▶ _WORK INSTRUCTIONS_: Count up every line of the data in which "battery" occurs. The reply is one number and nothing more.

▶ _GIVEN DATA_:

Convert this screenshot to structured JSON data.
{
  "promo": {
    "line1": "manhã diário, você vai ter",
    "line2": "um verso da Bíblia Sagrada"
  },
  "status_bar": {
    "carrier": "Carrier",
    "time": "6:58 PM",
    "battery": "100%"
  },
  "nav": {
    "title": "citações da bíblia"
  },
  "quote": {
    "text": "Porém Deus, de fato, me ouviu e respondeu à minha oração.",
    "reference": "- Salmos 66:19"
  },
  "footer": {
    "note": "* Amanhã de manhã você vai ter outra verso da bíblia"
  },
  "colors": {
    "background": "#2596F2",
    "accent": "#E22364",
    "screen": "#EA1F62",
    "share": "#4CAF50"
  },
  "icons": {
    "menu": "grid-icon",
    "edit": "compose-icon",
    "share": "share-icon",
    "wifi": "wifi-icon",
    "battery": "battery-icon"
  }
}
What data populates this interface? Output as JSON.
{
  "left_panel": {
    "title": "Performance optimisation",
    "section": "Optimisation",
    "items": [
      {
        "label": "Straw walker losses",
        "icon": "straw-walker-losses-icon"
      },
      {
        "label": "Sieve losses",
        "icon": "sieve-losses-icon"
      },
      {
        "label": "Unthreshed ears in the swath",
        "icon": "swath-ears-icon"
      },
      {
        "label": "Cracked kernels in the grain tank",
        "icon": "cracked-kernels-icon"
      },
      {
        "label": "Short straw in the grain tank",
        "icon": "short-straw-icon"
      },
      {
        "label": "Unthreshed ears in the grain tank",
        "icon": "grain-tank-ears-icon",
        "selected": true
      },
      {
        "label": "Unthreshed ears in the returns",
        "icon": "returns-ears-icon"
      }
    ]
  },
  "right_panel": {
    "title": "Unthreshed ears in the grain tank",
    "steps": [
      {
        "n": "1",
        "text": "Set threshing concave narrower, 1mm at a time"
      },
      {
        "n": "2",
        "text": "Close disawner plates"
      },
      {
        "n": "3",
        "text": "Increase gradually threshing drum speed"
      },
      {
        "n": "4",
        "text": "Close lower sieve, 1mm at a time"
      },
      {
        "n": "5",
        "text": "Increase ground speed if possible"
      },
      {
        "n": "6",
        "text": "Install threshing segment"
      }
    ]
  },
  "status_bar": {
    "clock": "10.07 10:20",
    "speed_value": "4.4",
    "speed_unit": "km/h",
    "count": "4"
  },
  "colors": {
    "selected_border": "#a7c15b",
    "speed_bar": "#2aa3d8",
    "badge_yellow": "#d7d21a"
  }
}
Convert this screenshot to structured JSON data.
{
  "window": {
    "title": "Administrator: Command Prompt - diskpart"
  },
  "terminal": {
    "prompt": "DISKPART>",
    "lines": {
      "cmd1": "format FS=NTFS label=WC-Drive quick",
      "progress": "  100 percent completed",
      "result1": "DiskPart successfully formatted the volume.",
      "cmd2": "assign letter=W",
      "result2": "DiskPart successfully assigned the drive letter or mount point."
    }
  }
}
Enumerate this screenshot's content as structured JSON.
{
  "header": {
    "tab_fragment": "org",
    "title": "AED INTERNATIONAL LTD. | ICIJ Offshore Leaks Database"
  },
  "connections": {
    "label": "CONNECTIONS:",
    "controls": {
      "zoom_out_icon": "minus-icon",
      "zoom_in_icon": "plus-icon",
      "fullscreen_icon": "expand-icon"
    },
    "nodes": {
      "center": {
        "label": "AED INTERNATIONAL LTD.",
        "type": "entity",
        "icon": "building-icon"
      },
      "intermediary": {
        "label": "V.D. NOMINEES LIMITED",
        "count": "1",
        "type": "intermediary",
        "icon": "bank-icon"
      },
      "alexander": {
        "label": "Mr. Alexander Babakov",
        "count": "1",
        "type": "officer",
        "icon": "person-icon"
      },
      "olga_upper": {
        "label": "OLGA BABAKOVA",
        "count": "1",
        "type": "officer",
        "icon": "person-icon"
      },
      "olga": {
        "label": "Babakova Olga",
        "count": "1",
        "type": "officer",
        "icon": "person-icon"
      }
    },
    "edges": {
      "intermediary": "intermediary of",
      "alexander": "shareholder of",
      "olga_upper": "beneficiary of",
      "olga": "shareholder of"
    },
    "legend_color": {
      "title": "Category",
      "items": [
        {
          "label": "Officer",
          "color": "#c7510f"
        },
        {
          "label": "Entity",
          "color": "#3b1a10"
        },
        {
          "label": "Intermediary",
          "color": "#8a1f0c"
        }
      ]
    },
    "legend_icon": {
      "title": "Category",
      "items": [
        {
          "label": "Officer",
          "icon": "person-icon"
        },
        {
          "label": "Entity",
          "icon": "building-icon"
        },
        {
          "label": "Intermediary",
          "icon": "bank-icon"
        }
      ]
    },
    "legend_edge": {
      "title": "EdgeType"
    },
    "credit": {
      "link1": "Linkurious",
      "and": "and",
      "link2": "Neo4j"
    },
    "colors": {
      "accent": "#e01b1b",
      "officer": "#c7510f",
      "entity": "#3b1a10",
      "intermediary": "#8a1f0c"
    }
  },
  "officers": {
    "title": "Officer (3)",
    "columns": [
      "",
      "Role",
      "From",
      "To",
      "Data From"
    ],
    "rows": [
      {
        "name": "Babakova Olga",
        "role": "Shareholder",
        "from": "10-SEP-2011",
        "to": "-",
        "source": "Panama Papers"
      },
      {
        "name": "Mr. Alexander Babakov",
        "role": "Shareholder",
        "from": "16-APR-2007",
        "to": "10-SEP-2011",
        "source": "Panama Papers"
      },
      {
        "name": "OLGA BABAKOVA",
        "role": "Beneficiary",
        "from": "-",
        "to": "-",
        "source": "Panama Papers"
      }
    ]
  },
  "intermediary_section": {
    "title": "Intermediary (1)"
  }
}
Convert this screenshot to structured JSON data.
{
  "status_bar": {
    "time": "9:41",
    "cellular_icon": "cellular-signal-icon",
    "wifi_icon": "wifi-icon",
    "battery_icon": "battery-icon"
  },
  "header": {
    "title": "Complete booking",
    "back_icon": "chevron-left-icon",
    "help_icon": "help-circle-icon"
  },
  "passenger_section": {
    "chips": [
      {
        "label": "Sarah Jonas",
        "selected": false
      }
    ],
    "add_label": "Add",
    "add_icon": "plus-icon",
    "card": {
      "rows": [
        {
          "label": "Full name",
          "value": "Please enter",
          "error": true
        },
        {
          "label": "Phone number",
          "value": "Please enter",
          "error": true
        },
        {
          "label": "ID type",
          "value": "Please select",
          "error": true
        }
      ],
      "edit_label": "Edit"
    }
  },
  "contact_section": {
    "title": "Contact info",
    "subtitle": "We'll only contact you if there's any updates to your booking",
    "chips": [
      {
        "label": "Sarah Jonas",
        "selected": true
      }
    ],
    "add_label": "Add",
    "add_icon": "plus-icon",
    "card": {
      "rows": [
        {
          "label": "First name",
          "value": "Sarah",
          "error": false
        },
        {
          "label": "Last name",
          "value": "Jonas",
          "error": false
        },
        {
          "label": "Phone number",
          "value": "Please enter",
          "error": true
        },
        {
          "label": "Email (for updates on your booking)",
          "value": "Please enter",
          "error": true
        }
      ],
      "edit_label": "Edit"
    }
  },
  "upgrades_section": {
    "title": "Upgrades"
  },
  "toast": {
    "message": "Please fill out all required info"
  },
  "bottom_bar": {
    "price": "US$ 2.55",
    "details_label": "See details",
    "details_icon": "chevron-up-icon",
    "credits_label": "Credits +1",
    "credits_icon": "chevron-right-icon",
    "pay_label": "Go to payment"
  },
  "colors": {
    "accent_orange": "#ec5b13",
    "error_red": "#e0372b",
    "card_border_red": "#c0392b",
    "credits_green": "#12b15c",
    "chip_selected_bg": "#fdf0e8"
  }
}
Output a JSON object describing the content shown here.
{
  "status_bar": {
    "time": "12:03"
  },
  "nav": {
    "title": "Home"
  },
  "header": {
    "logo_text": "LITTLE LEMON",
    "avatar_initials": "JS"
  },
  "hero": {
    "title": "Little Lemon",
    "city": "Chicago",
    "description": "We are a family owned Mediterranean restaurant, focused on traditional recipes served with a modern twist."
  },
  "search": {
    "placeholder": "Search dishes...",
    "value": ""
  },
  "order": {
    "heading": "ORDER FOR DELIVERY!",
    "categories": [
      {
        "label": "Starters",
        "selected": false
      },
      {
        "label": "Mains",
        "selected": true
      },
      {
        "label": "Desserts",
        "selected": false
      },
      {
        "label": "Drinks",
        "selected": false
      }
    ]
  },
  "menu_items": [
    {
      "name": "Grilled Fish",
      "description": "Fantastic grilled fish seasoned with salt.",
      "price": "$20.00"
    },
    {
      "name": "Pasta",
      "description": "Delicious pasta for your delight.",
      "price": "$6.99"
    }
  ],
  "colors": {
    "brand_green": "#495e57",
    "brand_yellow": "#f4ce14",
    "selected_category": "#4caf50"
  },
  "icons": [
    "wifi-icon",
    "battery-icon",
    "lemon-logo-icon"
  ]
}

▶ _RESPONSE TO THE TASK_: 4